While little is known publicly about the Lakers offseason plans, what is becoming abundantly clear is that little is settled internally about the Lakers offseason plans, too.
Earlier this week, the Lakers turned some heads and raised some eyebrows when a report from Sam Aick of The Athletic indicated the Lakers were asking coaching candidates how to utilize Russell Westbrook. It appeared to be an indication of which way the Lakers were leaning in the looming situation with Westbrook.
However, it may have also simply been part of due diligence by the Lakers.
A report from Dan Woike of the LA Times on Wednesday painted a different picture as executives in Chicago — where the NBA Draft Combine is taking place — have spoken about the uncertainty the team still seems to have with regards to Westbrook.
I’ve spoken with more than a handful of executives here in Chicago about the Lakers and Russell Westbrook, and there’s really no clarity in what the team is going to do. Most execs believe any Westbrook deal would require the Lakers sacrificing at least one future first, which is a hefty tax to pay with just a year left on his deal. Some think there might be a deal to be had where the Lakers simply take back long-term deals from other teams in exchange for more immediate cap relief.
But the only thing solid to report is that the Lakers haven’t ruled anything out when it comes to Westbrook’s future. They’ve definitely discussed him with potential coaches in their interview process. But that’s just one option. A trade is certainly still on the table, too.
It just seems like a complicated decision that the Lakers have yet to make.
Right now, there’s simply no reason for the Lakers to have made up their minds or to have rushed things. Westbrook can’t and won’t be traded until much, much closer to the NBA Draft, if even by then. With draft capital for this season unlikely to be included, the negotiations could stretch into July when the offseason begins.
With that time frame two months away, there’s no reason for decisions to have been made by now. A good front office would explore all of their options, especially in a time period where they’d be silly not to.
Then, once they hire a new coach and go through the whole process of gathering information on how teams value Russ as a trade asset, they can make a decision in the coming months.
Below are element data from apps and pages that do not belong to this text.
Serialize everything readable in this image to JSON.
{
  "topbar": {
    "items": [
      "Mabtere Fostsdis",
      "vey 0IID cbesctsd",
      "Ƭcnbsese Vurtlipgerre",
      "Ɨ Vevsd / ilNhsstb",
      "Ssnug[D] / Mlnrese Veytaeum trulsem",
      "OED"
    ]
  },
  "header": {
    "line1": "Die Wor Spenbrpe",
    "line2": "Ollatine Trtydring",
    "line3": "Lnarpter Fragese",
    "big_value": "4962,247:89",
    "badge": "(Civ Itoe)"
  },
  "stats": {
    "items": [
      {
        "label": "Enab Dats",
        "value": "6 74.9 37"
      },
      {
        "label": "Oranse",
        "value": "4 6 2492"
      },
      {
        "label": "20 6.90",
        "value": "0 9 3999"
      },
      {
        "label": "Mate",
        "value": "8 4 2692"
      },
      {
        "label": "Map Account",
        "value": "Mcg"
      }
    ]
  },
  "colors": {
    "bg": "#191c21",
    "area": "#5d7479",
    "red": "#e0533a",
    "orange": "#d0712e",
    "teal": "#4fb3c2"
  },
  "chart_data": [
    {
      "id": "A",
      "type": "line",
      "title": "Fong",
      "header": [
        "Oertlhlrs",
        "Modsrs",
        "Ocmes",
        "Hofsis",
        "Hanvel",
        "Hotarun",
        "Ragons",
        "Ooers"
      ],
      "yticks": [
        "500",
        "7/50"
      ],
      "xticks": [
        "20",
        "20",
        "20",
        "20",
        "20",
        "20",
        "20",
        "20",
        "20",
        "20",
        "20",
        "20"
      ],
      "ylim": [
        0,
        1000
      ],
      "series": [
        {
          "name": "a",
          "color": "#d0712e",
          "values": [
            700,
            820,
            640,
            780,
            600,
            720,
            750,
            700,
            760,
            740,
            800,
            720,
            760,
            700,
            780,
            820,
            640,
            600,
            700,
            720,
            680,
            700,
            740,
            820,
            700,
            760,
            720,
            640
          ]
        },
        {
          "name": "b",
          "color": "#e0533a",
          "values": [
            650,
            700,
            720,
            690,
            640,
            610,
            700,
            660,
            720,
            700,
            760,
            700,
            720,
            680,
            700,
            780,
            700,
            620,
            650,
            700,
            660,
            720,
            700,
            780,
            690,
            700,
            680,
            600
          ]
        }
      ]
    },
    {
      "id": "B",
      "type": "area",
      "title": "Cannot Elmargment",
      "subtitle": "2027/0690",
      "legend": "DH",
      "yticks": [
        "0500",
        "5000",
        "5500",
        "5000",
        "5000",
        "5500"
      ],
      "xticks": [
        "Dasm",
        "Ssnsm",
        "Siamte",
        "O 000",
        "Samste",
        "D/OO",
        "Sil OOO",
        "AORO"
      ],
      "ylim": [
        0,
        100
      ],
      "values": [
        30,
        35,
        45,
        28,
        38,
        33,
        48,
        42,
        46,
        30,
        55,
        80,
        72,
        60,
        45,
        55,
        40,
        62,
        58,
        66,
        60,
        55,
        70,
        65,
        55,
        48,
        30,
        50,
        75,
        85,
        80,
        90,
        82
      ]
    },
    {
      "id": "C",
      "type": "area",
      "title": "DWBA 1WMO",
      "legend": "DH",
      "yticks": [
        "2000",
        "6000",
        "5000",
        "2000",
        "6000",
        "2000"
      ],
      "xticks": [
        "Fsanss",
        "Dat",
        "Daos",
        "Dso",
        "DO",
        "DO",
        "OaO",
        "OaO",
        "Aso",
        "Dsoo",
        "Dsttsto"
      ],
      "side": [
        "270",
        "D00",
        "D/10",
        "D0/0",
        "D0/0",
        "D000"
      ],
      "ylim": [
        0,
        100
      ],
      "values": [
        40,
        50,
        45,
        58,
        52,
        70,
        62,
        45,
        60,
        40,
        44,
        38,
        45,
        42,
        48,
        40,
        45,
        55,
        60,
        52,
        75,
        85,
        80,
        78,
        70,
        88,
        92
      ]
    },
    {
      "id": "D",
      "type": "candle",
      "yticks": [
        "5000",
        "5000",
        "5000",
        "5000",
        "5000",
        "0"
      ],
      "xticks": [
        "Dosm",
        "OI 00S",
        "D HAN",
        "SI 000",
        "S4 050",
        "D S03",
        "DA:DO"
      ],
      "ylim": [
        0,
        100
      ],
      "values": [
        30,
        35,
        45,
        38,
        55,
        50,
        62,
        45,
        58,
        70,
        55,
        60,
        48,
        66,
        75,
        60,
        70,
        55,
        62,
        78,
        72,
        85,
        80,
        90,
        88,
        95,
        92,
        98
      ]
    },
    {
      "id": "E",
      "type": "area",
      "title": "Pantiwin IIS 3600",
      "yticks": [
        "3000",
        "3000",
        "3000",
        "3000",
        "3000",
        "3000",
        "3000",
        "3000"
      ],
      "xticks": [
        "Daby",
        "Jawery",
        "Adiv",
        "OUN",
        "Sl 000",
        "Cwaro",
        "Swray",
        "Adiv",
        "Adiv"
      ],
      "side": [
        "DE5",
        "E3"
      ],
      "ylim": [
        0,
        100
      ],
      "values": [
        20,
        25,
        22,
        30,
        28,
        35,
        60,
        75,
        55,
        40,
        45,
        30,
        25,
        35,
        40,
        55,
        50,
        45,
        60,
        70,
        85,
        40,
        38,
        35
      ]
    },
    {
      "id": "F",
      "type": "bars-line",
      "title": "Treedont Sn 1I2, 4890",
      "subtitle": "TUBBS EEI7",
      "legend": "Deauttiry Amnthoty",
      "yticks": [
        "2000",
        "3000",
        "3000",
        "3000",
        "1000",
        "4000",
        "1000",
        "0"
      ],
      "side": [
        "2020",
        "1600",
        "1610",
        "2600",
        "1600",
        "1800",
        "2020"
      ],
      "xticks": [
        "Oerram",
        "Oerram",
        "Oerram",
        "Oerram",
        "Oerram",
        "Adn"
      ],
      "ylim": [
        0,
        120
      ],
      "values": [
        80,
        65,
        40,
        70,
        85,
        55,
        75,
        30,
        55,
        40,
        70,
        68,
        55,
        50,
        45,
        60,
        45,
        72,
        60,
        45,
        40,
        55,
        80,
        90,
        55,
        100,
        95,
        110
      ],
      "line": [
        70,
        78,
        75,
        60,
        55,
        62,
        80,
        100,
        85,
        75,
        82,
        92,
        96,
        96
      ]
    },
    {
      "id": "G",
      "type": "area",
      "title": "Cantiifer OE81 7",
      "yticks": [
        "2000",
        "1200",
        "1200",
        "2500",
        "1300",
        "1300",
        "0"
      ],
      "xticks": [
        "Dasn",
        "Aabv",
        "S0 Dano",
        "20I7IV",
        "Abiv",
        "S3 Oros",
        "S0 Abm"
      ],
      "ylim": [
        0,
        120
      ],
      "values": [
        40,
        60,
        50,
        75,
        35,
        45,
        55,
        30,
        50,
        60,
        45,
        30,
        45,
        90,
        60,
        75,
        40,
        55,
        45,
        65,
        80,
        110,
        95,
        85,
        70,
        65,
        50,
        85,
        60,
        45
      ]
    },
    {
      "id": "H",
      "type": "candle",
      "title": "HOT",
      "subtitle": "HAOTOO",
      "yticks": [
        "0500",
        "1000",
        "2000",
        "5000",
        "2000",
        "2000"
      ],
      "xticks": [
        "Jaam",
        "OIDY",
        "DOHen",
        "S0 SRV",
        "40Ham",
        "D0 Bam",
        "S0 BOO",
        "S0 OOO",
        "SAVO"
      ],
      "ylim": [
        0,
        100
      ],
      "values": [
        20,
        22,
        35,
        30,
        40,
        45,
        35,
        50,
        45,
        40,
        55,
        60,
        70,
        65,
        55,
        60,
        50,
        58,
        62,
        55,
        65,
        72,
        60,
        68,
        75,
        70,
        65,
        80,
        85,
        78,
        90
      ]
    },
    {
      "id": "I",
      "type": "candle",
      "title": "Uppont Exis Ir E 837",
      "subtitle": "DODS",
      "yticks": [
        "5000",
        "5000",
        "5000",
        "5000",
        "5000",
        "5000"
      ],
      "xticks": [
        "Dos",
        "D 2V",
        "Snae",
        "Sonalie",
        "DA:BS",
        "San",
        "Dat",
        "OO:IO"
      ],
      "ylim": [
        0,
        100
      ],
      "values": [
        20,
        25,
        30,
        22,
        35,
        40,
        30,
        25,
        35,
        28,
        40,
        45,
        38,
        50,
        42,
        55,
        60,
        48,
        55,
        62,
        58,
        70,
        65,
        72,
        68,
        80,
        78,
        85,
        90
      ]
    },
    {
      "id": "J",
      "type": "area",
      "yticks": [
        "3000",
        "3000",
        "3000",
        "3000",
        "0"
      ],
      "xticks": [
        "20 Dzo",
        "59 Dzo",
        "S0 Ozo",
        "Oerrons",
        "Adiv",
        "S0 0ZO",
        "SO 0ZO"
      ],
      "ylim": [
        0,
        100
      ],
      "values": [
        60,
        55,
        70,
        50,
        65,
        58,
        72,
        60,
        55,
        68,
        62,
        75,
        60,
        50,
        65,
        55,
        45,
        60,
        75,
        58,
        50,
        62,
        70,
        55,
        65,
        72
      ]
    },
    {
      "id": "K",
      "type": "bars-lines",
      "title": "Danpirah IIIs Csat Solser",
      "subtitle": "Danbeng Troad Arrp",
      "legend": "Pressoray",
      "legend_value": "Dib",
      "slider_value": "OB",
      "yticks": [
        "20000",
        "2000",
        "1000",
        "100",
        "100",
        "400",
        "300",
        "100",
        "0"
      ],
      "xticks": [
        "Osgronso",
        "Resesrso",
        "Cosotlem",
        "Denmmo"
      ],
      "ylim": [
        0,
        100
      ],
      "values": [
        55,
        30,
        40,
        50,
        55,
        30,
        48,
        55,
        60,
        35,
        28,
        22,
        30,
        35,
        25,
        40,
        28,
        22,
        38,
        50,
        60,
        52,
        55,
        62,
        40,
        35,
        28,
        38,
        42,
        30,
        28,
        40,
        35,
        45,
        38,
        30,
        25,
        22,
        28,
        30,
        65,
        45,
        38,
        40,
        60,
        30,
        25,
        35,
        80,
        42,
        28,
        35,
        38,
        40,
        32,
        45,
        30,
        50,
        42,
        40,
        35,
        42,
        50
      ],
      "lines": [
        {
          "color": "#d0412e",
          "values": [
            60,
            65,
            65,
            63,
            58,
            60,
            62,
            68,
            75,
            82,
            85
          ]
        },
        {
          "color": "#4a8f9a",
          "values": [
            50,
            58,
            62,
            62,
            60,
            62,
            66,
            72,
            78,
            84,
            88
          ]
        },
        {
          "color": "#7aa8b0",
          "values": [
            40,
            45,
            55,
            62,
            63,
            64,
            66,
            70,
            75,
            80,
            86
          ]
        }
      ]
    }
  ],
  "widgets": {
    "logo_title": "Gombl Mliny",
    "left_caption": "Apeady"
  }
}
For now, though, expect more uncertainty and more fact-finding until the time to make a decision comes.